We tolerate this from children, movie stars and anyone we want something from because we can’t actually care that much about people who view themselves as unlovable because they tend to act in unlovable ways and alienate those who bring them kindness – they are dishonest, they create drama where it didn’t need to be, they involve others in their and other peoples business, they denigrate others in an attempt to make themselves feel or look better, they tell you who you can and cannot be friends with and they will throw you under the bus as soon as they realize that you are not treating them as unlovable as they act. Narcissism is obvious once you’ve seen it and the people it afflicts are toxic to those unfortunate to have to continue to engage them.

The prognosis is poor for these types of people because they are incapable of seeing their actions has shaping their world – I’ve yet to meet one who later said “I was creating all of my bad luck because I was acting unlovable.” Sadly for them and the people they impact, you tend to hear “look what you made me do” or “that isn’t fair” when you treat them the same way they treat you.

Chances are they are too heavily invested in keeping their delusion going to actually look at the root cause of their actions.

“I Was Given Three Months To A Year To Live As Are All GBM Patients”

And it is really tough to hear anything other than “dead soon” in those words. That is the acute emotional reaction to news of a brain tumor in you or someone you love. But the symptoms of the disease are treated, they go away, the mind returns and you then get to the business of what to do about it.

You cannot predicate the future so the doctors say weeks to months. The doctors that have the tools to do something about it – radiation, chemo or surgery – have more optimistic predictions as they have some power to cut out, kill or retard the tumor cells ability to replicate. The rest of us float in a fog wanting it all to be a dream.

But the doctors can’t predict the future so they have to say weeks to months. 5 years is 60 months and there’s a 4% chance of that. They encourage you to get your affairs in order because it’s just good practice and because it forces the family to have the conversations that are easy to avoid otherwise. Being alive in 5 years is a possibility. Being alive in 1 year is a good likelihood. Feeling better than before being diagnosed is an almost certainty with treatment.
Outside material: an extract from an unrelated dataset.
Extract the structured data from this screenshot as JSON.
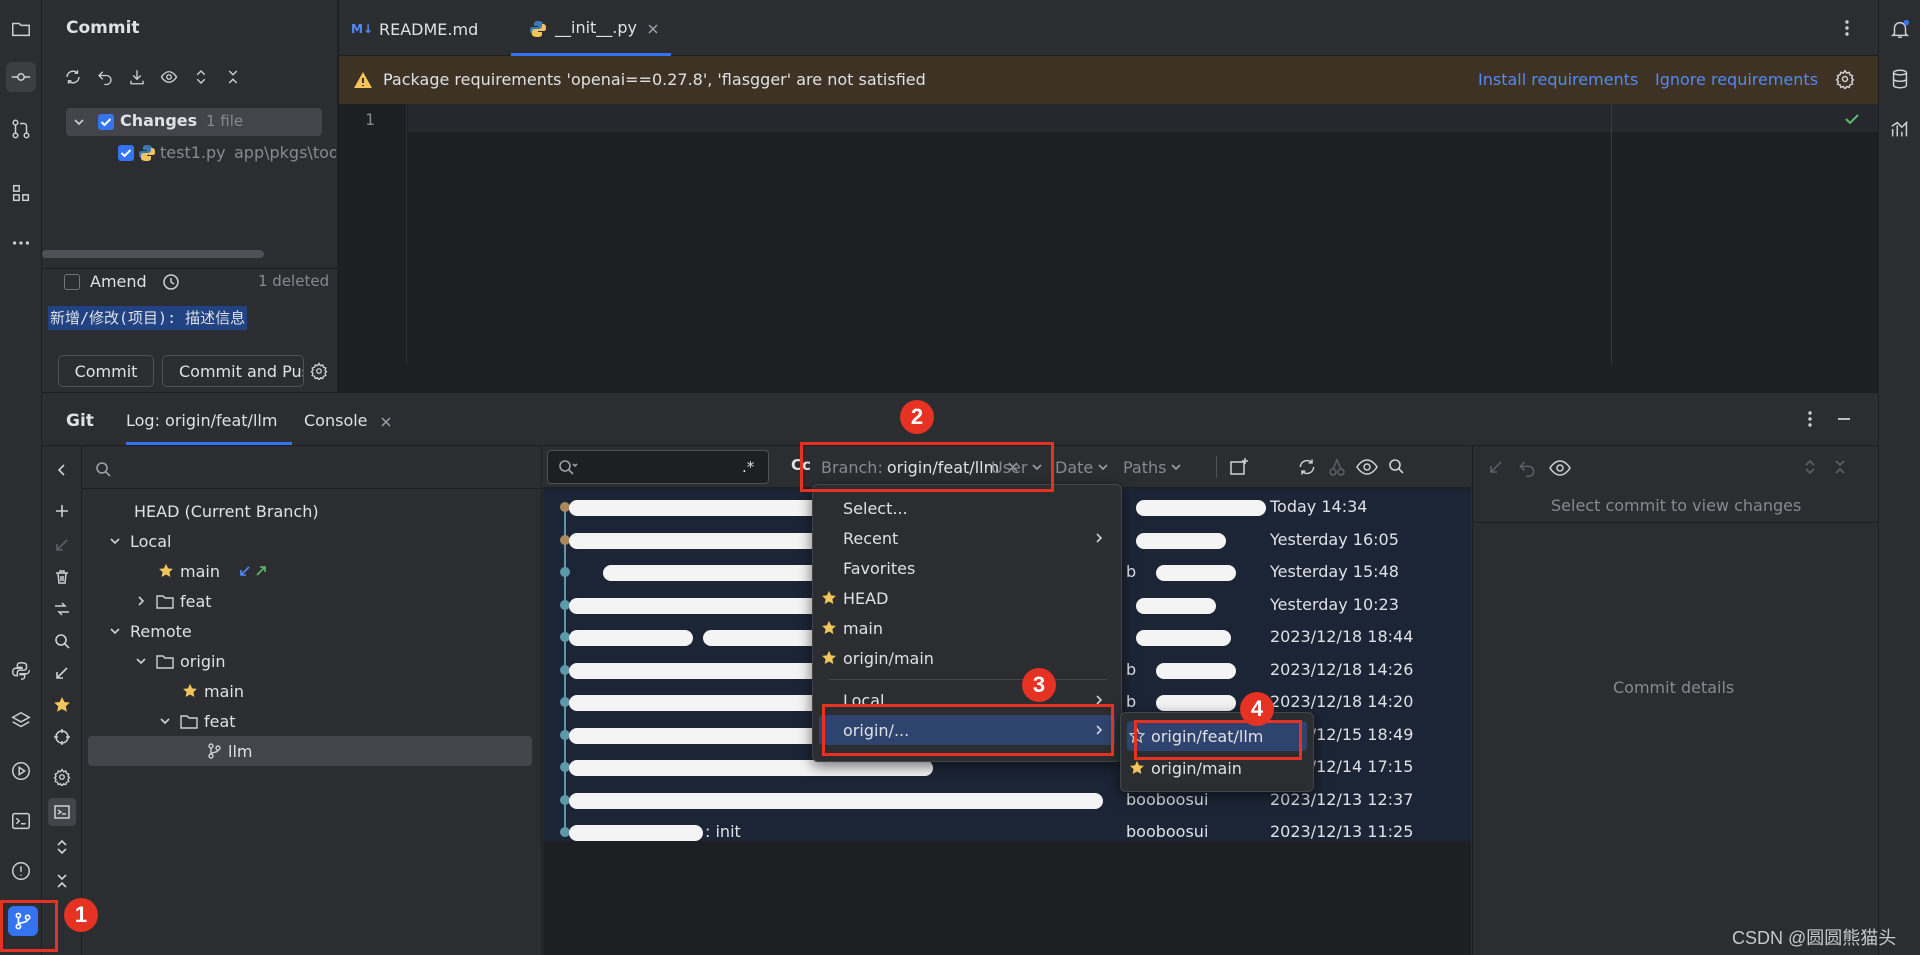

But the decision to undergo treatment needs to be made and it should be made with some level of understanding of what the treatment is like.

I happened across a site by and about a guy named Ted who was diagnosed with GBM in 2006. An interesting first hand account of what it is like to get treated and to live with a non-growing tumor in your body. I particularly liked a section written by his wife:

Personality Changes:  Ted’s attitude had gotten really bad right
before he was diagnosed.  He was angry all the time and kept telling
me he had no passion for a cause anymore. Fortunately his anger wasn’t
directed at me.  He seemed to be angry at the world but at the same
time he felt numb.  He went from the energizer bunny to not wanting to
see anyone or go anywhere.  At one point, I asked him what he had
done with my real husband.

The day before he was diagnosed I actually told him I thought he had a
brain tumor.  So I wasn’t as shocked as he was when the doctor told us
that he did.

Mood swings:  After surgery the doctor predicted mood swings.  I was
really concerned.   He did have a few, but as he has healed, the mood
swings have virtually disappeared and he has gone back to pre-tumor
behavior.  I have him back.  It’s wonderful.  I will always be
grateful to the surgeon for bringing him back to me.

Having seen a lot of the passion my father had for live disappear over the last 6 months it’s reassuring to read that it is cancer. The foundation of the world shakes when one of your mentors seems to give up hope for anything. It’s nice to know that the hope and passion are still there, they’re just being blocked by a tumor.